My main goal here at the press is to encourage kids to draw on everything we make! I believe as a parent that their toys are for them to develop and learn from. As we mourn the loss of our precious nanny, Justyna, we have more of her than just memories, we have a living memento that she was a part of our lives. This memento is an expression of love, laughter, and above all her amazing talents.
When winter comes, all of us (I'll take the liberty of representing everyone) here in the city who have kids pray/wish/summon spirits [insert preferred method here] that spring will come early. Around our house the TV is on much more than was allowed in the summer/fall/spring and I find myself hating the sounds of cartoons that are rotting their brains. We are elated for the birthday party at pump it up, a place that in the warm months was nothing more than a breeding ground of bacteria, and waiting for an invitation to come "trash" someone else's house.
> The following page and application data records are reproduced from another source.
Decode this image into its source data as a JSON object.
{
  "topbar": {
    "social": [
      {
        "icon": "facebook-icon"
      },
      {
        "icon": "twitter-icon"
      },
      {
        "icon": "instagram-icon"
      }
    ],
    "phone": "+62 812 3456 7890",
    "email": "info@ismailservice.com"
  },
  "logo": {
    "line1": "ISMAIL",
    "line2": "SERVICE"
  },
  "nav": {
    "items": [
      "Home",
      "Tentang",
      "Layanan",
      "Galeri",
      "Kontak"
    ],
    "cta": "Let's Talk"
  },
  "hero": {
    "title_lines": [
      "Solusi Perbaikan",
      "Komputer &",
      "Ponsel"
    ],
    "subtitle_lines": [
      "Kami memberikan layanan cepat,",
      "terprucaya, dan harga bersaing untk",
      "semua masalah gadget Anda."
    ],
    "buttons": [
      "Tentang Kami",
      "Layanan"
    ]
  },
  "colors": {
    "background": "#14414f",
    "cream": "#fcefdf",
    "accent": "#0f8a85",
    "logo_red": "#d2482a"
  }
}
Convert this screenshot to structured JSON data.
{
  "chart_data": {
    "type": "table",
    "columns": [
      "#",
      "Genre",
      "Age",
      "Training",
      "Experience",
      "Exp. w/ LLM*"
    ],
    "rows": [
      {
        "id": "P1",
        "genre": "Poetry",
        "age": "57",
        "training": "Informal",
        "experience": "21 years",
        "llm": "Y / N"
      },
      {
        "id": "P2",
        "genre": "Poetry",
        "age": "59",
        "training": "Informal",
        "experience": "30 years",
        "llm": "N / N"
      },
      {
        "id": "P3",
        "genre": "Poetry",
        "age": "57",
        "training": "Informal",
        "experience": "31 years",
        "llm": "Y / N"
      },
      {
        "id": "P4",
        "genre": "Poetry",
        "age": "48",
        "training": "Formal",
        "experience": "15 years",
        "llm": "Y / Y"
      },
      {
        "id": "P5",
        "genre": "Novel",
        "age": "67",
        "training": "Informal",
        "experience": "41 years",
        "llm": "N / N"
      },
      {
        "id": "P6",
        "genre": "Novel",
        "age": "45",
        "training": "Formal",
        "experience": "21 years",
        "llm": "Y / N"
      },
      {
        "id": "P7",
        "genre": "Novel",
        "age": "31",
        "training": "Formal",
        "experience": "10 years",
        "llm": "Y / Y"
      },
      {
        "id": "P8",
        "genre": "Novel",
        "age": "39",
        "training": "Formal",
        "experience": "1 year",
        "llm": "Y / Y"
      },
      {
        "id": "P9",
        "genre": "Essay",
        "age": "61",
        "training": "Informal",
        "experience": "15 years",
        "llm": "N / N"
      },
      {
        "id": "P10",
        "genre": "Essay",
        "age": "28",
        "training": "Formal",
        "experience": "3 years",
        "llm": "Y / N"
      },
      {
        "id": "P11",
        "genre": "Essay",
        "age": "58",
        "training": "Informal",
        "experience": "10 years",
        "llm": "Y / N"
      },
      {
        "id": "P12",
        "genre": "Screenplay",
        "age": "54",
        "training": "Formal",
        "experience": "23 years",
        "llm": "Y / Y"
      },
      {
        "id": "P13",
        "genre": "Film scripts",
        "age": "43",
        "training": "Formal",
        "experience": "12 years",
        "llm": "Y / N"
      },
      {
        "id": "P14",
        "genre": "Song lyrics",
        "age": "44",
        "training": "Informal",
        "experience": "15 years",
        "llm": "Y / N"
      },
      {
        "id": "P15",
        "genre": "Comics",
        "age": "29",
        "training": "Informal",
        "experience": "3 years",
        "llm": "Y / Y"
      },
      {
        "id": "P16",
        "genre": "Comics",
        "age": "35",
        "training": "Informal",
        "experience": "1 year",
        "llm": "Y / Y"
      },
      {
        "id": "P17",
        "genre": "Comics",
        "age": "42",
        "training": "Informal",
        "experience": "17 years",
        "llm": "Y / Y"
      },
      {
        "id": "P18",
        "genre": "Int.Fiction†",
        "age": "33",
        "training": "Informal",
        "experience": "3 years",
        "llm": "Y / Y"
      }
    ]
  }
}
We all love the snow for about four hours after it has fallen and the kids get so excited about "going out and playing in it". After the first romp in the what was perceived from inside as a wonderland of white fluff, becomes in reality cold, wet and "IN MY SHOES, WAAAAAAA" it is now a long hard road until the first buds appear.
This year I am writing a thank you to the joys of blankets, chairs and magical spaces only my children can enjoy. Over the past 3 months my children 7 and 3 have become masters of fort building. Mostly directed by my 7 year old but executed to perfection. They have played for literally hours in their blanket homes and has become the best "toy" ever invented. It is simply amazing how a "thrifty" parent, like myself, can throw some blankets on the floor and tell them to have fun and they do! Just don't make it collapse because we have not mastered the skill of minor disappointments and "opportunity to adjust the design" in the fallen masterpiece. Maybe by next year we'll get there but for now I am ready for spring!!!